- [Instructions for the task]
Filter the entries, keeping every line with the string "main".

- [Exercise inputs]
--

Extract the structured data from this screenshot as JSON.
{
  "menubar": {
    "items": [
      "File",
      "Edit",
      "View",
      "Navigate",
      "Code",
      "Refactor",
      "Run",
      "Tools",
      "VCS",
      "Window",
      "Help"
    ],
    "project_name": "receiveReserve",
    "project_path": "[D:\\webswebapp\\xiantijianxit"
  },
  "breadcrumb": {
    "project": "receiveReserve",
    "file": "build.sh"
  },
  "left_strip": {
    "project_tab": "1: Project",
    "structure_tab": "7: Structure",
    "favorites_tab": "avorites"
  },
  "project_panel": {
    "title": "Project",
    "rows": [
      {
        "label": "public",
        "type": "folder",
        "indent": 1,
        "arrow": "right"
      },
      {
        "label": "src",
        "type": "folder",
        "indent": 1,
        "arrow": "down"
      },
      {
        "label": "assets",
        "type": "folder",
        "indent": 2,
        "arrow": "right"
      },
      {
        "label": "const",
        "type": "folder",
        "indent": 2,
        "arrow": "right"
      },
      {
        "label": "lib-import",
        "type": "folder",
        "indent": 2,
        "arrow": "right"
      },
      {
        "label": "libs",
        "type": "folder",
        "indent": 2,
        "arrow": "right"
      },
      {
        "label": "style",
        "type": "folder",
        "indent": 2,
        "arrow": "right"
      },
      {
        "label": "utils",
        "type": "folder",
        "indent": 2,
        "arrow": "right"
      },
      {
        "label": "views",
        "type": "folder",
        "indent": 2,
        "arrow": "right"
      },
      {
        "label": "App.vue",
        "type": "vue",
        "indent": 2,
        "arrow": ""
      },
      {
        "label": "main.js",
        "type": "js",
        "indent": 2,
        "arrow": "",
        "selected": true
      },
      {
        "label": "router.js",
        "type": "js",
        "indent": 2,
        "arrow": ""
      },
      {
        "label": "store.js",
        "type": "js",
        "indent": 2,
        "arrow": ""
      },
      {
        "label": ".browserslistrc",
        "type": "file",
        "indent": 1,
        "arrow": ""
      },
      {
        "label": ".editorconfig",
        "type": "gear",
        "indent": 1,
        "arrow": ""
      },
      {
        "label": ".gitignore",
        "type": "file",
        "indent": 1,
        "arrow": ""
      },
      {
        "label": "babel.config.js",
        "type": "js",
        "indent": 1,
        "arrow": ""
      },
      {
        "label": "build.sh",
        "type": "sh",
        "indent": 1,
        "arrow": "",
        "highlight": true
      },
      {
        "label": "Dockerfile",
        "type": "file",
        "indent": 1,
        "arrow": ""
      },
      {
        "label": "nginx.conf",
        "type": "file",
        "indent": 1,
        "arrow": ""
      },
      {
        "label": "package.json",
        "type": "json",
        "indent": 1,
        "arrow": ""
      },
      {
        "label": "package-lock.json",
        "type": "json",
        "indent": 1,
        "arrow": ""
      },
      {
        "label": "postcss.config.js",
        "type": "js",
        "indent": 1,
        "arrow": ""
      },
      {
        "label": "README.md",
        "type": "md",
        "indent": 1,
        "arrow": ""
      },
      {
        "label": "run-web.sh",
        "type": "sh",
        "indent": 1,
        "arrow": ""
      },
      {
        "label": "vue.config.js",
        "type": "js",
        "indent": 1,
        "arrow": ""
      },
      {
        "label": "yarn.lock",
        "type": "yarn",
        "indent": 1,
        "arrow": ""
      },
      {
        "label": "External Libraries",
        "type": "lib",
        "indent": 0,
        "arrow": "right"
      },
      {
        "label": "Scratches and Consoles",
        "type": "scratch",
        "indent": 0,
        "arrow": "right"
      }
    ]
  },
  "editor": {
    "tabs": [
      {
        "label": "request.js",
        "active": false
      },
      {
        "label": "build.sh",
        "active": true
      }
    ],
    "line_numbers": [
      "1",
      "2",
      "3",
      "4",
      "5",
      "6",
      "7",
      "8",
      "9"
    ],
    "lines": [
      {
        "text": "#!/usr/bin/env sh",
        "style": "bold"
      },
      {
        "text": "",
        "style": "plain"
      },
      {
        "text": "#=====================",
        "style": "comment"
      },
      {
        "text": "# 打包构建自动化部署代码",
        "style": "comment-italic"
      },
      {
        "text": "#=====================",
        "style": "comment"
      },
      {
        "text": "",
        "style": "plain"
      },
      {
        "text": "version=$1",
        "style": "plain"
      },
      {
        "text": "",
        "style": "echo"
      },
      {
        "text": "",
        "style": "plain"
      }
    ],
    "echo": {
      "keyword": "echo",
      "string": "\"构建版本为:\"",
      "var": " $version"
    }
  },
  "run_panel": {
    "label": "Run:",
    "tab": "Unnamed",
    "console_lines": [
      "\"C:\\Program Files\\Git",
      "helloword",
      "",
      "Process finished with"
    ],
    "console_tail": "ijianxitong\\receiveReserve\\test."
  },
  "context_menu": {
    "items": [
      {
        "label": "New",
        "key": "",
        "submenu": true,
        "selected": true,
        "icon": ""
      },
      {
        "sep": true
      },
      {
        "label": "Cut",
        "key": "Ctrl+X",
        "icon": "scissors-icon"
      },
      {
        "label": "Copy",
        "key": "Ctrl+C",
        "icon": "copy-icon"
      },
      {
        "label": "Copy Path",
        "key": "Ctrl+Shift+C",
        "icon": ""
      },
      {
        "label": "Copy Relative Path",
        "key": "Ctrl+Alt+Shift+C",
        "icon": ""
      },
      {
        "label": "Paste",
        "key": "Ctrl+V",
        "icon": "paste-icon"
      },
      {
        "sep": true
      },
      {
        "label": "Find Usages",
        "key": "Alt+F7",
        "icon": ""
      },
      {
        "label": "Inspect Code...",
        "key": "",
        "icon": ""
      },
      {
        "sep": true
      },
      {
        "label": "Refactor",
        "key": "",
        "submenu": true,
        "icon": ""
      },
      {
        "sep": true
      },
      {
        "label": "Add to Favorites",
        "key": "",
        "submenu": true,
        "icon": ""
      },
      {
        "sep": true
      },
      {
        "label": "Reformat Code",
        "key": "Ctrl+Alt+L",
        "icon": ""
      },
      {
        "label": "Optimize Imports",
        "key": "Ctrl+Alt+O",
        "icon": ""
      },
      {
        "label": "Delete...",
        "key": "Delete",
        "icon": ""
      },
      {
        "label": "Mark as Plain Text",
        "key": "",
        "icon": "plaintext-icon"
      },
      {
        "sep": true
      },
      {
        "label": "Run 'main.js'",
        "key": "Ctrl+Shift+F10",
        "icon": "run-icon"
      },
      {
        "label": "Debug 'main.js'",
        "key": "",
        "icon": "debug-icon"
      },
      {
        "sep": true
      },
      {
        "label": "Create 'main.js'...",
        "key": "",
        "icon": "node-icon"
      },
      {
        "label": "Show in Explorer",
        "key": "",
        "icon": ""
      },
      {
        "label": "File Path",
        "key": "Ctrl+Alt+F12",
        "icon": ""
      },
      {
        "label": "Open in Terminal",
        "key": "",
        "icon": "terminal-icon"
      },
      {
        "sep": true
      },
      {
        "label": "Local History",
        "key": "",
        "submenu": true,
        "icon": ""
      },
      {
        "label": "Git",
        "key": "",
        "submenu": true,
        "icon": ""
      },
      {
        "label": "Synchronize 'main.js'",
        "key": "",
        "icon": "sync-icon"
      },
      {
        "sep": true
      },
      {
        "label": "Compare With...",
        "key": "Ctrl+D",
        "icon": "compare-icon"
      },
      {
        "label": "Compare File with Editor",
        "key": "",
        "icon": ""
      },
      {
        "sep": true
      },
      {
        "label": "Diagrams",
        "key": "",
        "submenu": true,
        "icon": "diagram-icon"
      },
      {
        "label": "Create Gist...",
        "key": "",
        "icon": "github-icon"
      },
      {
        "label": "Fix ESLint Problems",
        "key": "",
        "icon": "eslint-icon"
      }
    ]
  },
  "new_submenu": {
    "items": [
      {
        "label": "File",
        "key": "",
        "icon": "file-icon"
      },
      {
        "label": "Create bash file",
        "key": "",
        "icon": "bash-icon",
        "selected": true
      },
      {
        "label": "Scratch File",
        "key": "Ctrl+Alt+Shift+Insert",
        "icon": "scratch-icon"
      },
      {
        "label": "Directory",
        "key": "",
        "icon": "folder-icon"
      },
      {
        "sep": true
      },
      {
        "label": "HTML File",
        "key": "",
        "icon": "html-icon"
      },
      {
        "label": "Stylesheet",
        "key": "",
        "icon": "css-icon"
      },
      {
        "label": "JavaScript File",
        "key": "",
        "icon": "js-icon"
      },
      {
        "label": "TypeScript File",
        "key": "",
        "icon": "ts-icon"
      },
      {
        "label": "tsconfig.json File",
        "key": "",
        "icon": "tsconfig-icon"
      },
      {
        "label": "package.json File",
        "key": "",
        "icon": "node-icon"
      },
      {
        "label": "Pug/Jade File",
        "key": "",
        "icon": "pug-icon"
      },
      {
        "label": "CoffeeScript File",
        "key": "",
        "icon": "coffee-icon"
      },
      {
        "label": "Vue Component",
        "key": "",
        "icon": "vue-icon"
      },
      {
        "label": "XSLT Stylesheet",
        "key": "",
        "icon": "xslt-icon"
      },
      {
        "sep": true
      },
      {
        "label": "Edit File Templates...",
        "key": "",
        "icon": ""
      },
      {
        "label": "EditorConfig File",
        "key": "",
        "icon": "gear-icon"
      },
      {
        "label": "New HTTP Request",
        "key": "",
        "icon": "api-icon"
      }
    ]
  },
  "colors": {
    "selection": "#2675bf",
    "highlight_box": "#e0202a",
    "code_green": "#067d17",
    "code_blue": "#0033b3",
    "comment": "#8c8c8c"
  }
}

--

- [Reply to the exercise]
        "label": "main.js",
        "label": "Run 'main.js'",
        "label": "Debug 'main.js'",
        "label": "Create 'main.js'...",
        "label": "Synchronize 'main.js'",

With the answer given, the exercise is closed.